*Listed records:*
___
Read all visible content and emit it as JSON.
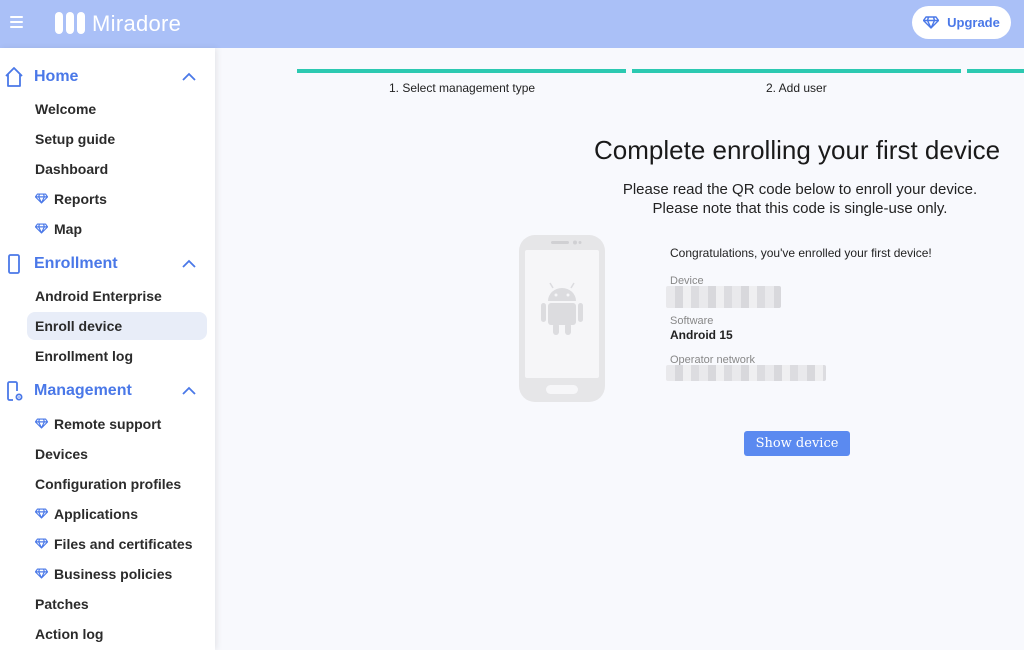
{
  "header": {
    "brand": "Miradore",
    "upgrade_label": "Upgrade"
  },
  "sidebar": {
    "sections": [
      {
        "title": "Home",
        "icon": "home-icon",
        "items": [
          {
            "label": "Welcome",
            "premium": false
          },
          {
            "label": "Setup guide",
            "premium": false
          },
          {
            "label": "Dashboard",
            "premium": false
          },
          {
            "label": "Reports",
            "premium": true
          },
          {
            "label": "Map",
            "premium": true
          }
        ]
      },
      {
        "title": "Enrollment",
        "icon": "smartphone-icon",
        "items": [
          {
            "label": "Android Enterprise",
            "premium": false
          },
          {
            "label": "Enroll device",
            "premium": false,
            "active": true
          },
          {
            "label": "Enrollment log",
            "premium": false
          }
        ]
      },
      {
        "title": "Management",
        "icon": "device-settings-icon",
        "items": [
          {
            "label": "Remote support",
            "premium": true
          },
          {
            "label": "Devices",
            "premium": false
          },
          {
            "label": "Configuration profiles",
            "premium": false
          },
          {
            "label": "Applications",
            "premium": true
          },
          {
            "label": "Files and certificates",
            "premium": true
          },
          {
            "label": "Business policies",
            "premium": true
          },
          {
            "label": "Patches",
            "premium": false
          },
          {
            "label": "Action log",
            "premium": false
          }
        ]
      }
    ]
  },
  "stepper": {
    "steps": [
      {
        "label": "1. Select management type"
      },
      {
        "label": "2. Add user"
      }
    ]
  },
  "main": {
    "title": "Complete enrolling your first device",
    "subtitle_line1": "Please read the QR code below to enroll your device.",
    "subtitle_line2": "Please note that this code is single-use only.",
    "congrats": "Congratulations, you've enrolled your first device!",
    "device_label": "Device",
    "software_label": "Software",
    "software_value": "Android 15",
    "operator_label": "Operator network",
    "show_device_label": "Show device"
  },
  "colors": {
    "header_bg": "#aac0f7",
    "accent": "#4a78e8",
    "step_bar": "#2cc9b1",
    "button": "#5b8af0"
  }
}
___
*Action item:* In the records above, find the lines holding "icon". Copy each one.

*Result of the task:*
        "icon": "home-icon",
        "icon": "smartphone-icon",
        "icon": "device-settings-icon",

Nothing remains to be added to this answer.